Skip navigation

Why do I have these ugly fines?

Lindy* has been a First Step client for nearly 20 years. She came to us as a 30-year-old with a significant heroin dependency and was started on Methadone, which gave her some degree of stability, although she did continue to use heroin intermittently.

Lindy drifted off for a while, returning about 5 years ago when she engaged in a new program to address her mental health and addiction issues, and since then she has been fairly stable. She trained in hospitality and was working in a café, but didn’t love it, so started training to become an aged care support worker.

Last year Lindy disclosed to her First Step GP, Dr Quiery, that she had accrued over $30,000 in fines between 2015 and 2018. Partially, this was fines for infringements (e.g. traffic violations), and partially this was the fines for not paying the fines.

“Like most people on a minimal income, the thought of addressing a large fine is just impossible. It’s frightening, it’s anxiety provoking and depression provoking. And for many people, it gives them a sense of hopelessness and worthlessness. ‘Why do I have these ugly fines when other people don’t?’ they wonder.” – Dr Quiery

Dr Quiery and First Step Legal petitioned Fines Victoria to withdraw the fines due to Lindy’s circumstances and willingness to seek support for her mental health and addiction.

“Imposing large fines on people is counterproductive. You can’t get blood out of a stone. It shames people. They lose their sense of agency, they feel that they have no control of their life, and if you don’t have control, you can’t make change.” – Dr Quiery

The majority of Lindy’s fines were withdrawn, with the balance paid off via the Work and Development Permit (WDP) Scheme at First Step. WDP is a government run program that provides vulnerable and disadvantaged people with a non-financial way of paying off their fine debt by participating in certain activities and treatment. For Lindy, this meant she needed to continue attending her appointments at First Step through to January of 2024.

Actively addressing this issue made Lindy’s life simpler. It gave her a sense of agency and a feeling that there was light at the end of the tunnel. It alleviated her anxiety and removed the feeling that she would always live in debt.

“Smoking is not good for your health. Taking drugs is not good for your health. Having a sedentary life is not good for your health. But feeling that you have no agency is probably the worst factor in long term health which we see in many population groups. So, to give people a sense of achievement and a sense of actually moving forward, I believe has benefits right across an individual’s life.” – Dr Quiery

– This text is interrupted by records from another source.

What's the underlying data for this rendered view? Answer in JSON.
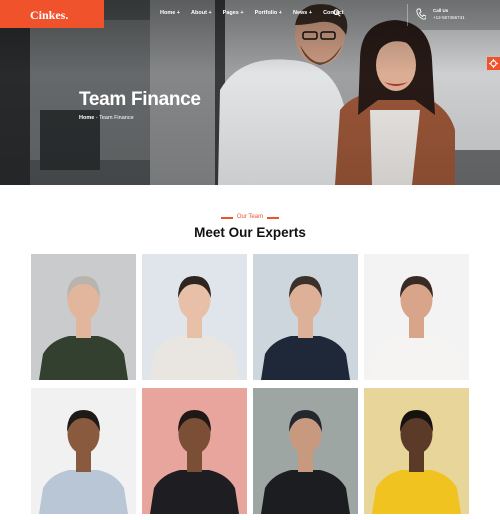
{
  "brand": {
    "logo": "Cinkes.",
    "accent_color": "#f0522c"
  },
  "nav": {
    "items": [
      "Home +",
      "About +",
      "Pages +",
      "Portfolio +",
      "News +",
      "Contact"
    ],
    "search_icon": "search-icon"
  },
  "contact": {
    "label": "Call Us",
    "phone": "+12-567456741",
    "icon": "phone-icon"
  },
  "hero": {
    "title": "Team Finance",
    "breadcrumb_home": "Home",
    "breadcrumb_separator": "-",
    "breadcrumb_current": "Team Finance"
  },
  "side_widget_icon": "gear-icon",
  "team_section": {
    "tag": "Our Team",
    "title": "Meet Our Experts",
    "members": [
      {
        "name": "member-1",
        "background": "#c9cbcc",
        "shirt": "#33402f",
        "skin": "#e2b69c",
        "hair": "#b9b4ad"
      },
      {
        "name": "member-2",
        "background": "#dfe5ea",
        "shirt": "#e9e6e2",
        "skin": "#e8c0a8",
        "hair": "#2e2420"
      },
      {
        "name": "member-3",
        "background": "#cdd6dc",
        "shirt": "#1f2838",
        "skin": "#ddb098",
        "hair": "#3b302a"
      },
      {
        "name": "member-4",
        "background": "#f3f3f3",
        "shirt": "#f6f4f2",
        "skin": "#d8a48a",
        "hair": "#3a2a24"
      },
      {
        "name": "member-5",
        "background": "#f1f1f1",
        "shirt": "#b8c6d6",
        "skin": "#8a5a3e",
        "hair": "#1e1a18"
      },
      {
        "name": "member-6",
        "background": "#e8a59d",
        "shirt": "#1e1e22",
        "skin": "#7b4e36",
        "hair": "#1f1816"
      },
      {
        "name": "member-7",
        "background": "#9ea6a4",
        "shirt": "#1b1d20",
        "skin": "#c79a80",
        "hair": "#22282d"
      },
      {
        "name": "member-8",
        "background": "#e8d59a",
        "shirt": "#f0c321",
        "skin": "#5c3a28",
        "hair": "#151210"
      }
    ]
  }
}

Lindy is now off the opiate replacement therapy and is stable, and she completed her qualifications and is working in the aged care sector, which she is loving.

*We have changed our client’s name to protect their privacy.

Continue Reading

Read More